- WHAT TO DO
Find the word "Carnivore" in the listing below. Copy every line that has it.

- SOURCE MATERIAL
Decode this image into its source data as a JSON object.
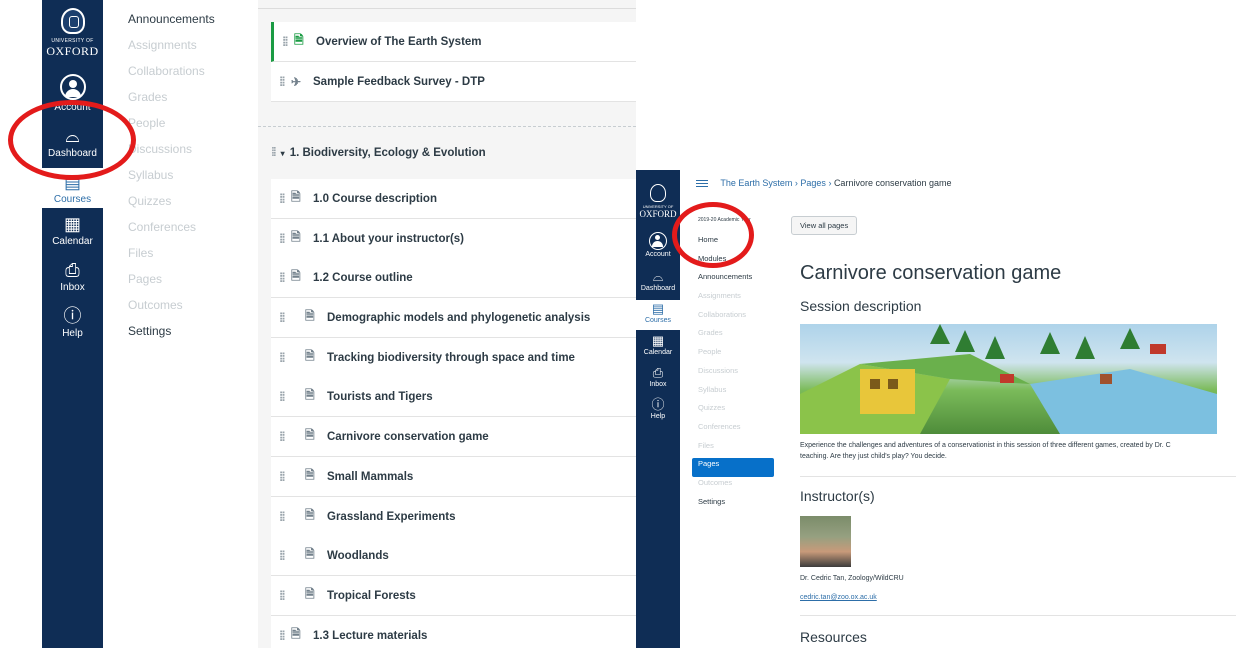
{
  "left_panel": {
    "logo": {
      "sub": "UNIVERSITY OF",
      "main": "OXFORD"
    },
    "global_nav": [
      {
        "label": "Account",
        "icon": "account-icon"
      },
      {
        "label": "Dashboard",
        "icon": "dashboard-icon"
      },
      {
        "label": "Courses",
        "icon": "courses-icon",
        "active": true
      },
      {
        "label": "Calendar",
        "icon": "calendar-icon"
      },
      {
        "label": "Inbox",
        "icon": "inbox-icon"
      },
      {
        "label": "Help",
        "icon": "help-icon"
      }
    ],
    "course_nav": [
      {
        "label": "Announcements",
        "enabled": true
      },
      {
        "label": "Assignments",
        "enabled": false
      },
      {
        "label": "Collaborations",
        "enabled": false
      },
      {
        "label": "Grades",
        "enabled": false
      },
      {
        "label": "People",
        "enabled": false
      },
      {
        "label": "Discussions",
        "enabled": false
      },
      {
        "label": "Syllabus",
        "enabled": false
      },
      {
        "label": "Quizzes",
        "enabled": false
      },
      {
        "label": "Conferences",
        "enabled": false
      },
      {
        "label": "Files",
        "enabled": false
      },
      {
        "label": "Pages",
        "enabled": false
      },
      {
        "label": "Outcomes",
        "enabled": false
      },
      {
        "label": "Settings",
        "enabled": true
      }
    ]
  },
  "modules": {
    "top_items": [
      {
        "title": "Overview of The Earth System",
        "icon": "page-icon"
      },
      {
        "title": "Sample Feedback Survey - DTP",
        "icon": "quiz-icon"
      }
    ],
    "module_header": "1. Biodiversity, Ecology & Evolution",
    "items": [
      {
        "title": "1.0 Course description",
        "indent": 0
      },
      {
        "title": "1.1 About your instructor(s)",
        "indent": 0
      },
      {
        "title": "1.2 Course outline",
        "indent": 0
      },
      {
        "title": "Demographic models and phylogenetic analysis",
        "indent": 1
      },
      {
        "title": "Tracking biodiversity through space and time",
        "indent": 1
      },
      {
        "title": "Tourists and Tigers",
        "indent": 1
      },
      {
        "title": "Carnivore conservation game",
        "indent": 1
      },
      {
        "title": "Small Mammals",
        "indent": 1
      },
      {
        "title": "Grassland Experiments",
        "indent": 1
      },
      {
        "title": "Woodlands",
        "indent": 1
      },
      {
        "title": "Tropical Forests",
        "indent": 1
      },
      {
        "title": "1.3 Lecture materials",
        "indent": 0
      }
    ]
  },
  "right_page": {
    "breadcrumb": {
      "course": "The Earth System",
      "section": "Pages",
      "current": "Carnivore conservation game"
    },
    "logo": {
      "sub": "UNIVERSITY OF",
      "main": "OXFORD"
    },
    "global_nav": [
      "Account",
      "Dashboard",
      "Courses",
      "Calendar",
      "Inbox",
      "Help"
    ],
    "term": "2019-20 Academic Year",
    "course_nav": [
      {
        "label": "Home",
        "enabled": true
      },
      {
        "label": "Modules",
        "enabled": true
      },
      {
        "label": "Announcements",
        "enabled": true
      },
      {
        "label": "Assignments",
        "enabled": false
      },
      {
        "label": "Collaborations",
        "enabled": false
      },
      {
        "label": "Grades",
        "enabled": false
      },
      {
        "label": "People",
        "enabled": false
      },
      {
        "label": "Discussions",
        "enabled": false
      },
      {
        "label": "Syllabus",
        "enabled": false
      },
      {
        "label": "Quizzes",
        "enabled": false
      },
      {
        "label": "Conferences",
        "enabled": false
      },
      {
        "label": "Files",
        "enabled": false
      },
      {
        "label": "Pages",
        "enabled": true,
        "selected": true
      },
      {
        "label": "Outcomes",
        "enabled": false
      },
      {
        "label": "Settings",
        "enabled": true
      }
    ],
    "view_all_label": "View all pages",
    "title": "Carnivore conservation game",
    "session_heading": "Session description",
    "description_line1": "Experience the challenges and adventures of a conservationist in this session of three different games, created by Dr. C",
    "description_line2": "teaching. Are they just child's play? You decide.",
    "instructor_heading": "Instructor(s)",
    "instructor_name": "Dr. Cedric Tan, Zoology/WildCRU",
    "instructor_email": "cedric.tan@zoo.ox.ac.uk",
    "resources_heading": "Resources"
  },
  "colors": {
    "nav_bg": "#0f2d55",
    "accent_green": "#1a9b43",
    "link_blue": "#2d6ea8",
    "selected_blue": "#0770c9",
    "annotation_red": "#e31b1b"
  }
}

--

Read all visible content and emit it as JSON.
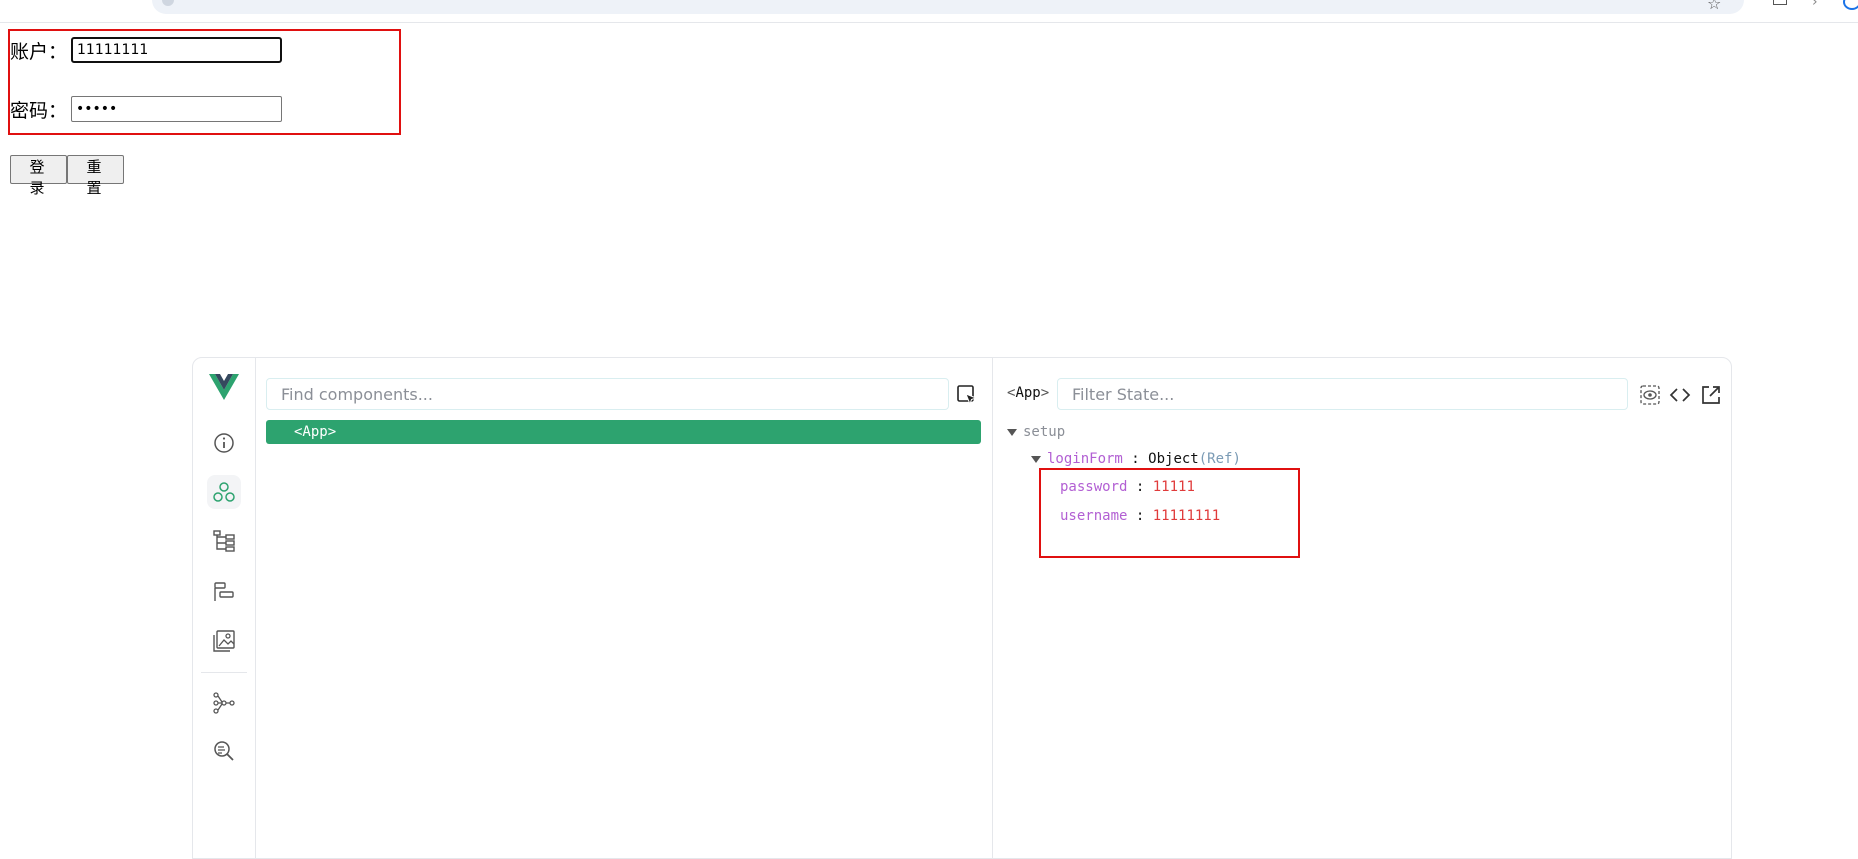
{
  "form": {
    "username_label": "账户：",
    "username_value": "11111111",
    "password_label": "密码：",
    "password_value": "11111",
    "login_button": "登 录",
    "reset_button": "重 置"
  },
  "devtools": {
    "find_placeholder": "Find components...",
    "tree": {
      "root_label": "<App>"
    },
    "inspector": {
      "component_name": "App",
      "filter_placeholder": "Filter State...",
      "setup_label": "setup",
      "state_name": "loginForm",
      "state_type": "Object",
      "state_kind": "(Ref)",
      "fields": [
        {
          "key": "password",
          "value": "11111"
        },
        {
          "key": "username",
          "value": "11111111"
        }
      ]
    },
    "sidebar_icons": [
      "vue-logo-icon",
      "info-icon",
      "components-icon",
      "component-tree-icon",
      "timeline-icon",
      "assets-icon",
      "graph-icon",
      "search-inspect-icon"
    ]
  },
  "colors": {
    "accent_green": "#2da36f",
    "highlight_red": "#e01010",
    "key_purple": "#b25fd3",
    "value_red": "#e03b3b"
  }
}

- FINISHED TASK
        "title": "Carnivore conservation game",
      "current": "Carnivore conservation game"
    "title": "Carnivore conservation game",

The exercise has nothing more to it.